This package features twelve Streetfighter games including the original game and several flavours of Streetfighter 2 and 3 such as Turbo, Alpha 2 and New Generation. The first Streetfighter is overshadowed by its younger brethren and in this company feels positively antiquated. It’s a one-go curio, nothing more, and only serves to accentuate the superiority of the sequels. Crude and rudimentary, you’re unlikely to find much enjoyment in the original, which only really has value as a history lesson. Thankfully, the other entries in the series fare better.
Streetfighter 2 exhibits a timeless quality; the game is as fun today as it was in its 90s heyday. Force of habit led me to select Ken and I was soon unleashing fireballs and dragon punches with satisfying ease. Punches and kicks feel meaty and meaningful as they connect, mated to convincing sound effects which lend them additional weight, whilst the visuals have been faithfully recreated. The contest is welcoming to all skill levels. Button-mashers will survive to the end on the lower difficulties, scraping through by spamming special moves, whilst higher difficulties demand a more tactical approach. As always, longevity comes from learning and eventually mastering each character’s move set, making multiple playthroughs more rewarding.
The games are lovingly curated, with access to a wealth of background information about each, along with customisation options for the display. This is always a subjective area, but for me the stretched, full-sized display really betrayed the age of the games, so I played them as the developers intended, borders and all. The menu system is easy to navigate and boasts a special move window for reference, too.
Where the games really shine is local multiplayer. There is no substitute for the back and forth rhythm of human vs human, the clash of two evenly matched opponents, or the spectacle of an unlikely victory as someone rallies from a beating and clinches a knife-edge match on just a sliver of health. Such battles strongly evoke the competitive spirit of the arcade and, for some, fond memories of the 16-bit era when people invested insane amounts of money importing the game before it officially arrived on our shores.
Of course, these days we also expect online multiplayer and four of the titles – Hyper Fighting, Turbo, Alpha 3 and 3rd Strike – do support that, albeit with varying degrees of success. Finding a match was relatively painless, however, some of the games were plagued with horrendous, staccato-like slowdown, rendering them close to unplayable. This may be down to the vagaries of my internet connection, however, I’ve seen similar comments online, which may point to a technical problem. Hopefully, a patch will be released to address any stability issues.
Reviewing the list of games, there is significant overlap and indeed some entries in the series feel superfluous due to the similarities between each iteration, with nuanced differences only really perceptible to true Streetfighter aficionados. It would have been preferable to see some of the spin-off puzzle games make the final cut, or perhaps a more refined online mode, rather than padding the collection with largely identical titles.
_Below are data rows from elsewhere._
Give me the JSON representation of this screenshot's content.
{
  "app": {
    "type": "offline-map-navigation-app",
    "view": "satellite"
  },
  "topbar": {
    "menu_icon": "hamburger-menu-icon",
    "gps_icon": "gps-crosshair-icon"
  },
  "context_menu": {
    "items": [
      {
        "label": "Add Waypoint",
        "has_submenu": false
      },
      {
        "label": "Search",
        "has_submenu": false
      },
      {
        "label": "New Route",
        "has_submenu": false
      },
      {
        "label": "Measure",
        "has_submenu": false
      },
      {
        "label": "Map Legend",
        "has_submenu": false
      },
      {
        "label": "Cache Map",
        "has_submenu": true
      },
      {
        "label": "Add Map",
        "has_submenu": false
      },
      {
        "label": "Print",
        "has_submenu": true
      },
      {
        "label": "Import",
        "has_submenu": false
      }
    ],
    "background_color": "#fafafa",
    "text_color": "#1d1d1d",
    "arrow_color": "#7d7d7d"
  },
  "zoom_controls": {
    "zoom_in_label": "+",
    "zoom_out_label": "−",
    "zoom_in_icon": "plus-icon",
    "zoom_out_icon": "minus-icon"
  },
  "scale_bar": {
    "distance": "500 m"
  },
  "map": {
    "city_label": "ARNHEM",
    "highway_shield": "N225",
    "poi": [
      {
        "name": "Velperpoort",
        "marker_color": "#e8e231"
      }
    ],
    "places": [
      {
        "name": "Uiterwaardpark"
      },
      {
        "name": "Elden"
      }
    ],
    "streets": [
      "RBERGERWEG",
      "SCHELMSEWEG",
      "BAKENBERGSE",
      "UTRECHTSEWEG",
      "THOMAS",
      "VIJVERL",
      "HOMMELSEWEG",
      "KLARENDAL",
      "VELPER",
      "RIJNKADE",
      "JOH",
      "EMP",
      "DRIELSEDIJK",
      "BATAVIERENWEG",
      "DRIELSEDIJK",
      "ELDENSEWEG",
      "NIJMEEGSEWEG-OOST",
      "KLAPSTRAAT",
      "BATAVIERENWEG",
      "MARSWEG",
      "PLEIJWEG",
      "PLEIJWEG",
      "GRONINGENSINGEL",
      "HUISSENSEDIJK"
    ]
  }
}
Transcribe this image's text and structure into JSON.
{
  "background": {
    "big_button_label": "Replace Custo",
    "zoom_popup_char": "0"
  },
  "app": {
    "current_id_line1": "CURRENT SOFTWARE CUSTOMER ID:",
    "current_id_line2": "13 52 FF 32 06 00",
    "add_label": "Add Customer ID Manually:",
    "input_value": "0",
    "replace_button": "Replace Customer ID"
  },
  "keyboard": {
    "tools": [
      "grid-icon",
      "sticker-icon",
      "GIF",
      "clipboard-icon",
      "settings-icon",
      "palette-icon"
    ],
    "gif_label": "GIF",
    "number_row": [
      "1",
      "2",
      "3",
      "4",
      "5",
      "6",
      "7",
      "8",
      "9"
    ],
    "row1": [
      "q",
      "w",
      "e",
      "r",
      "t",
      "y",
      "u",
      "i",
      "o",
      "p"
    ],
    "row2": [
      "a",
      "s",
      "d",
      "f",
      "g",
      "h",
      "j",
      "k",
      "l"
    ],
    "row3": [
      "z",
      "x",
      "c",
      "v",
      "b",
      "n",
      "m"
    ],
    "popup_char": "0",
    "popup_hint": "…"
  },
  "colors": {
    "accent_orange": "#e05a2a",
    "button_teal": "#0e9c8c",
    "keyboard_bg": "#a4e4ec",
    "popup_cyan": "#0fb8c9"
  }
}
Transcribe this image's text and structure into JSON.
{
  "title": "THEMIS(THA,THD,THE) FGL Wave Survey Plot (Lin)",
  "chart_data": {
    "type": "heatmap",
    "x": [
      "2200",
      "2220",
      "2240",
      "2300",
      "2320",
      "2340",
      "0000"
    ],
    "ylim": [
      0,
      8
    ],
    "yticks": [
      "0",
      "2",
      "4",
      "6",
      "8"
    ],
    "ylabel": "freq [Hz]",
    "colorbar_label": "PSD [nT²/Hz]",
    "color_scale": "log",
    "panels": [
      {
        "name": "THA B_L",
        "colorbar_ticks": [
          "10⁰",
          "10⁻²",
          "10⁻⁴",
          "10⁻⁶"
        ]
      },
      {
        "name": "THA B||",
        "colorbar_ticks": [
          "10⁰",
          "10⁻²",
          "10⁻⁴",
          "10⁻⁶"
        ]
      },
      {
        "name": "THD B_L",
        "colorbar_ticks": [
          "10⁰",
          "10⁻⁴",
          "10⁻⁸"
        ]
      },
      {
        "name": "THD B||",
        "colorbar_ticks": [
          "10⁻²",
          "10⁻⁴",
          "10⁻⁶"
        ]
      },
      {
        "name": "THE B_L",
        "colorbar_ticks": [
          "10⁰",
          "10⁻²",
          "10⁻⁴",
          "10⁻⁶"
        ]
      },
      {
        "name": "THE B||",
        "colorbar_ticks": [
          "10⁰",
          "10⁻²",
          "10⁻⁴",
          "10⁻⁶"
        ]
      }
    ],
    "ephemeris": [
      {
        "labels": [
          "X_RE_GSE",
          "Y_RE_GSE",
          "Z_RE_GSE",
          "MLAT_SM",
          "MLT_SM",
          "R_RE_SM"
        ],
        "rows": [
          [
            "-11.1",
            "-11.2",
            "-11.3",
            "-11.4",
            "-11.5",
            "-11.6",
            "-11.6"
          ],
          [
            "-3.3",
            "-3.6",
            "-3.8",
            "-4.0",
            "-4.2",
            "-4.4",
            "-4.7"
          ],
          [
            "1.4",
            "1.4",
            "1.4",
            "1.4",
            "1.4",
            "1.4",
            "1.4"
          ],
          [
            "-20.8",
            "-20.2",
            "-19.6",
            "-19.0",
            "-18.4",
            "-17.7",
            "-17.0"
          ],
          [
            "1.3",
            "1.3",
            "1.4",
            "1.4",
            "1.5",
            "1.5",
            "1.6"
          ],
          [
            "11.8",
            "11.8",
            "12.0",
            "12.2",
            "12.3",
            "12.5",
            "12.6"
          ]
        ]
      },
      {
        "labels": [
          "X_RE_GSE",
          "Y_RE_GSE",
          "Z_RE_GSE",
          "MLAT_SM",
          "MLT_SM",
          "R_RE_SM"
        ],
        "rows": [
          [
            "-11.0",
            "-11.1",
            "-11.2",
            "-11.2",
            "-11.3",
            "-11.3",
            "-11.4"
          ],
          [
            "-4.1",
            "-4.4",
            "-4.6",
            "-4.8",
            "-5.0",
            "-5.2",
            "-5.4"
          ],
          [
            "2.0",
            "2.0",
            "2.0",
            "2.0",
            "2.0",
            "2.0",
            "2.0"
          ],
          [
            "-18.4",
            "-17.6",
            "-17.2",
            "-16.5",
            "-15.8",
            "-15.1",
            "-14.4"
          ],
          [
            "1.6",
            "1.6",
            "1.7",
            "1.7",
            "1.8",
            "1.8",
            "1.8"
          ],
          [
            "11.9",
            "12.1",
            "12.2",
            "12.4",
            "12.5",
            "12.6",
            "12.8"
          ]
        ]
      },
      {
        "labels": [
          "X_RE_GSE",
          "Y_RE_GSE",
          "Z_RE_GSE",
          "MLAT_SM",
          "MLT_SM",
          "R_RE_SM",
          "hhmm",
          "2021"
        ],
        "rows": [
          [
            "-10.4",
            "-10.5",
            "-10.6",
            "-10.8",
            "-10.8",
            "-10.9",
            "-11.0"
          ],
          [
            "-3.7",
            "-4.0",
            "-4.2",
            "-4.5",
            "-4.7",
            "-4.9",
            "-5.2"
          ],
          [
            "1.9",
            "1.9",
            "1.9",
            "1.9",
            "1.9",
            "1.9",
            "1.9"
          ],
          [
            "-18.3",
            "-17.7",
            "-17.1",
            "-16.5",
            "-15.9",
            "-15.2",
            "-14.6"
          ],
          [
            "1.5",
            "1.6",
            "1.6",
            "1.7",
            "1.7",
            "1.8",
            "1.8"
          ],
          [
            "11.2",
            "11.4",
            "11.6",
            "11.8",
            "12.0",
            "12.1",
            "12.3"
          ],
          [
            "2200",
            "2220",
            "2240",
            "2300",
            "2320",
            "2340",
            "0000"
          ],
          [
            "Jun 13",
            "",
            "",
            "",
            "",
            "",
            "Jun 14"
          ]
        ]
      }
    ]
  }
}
With a budget price tag, this collection is well worth picking up. It lacks the outrageous spectacle of some modern fighters, such as Injustice 2, and right now the online functionality needs work, but there is a timeless quality to this series which keeps it relevant and enjoyable today.
*Code kindly provided by the publisher for review*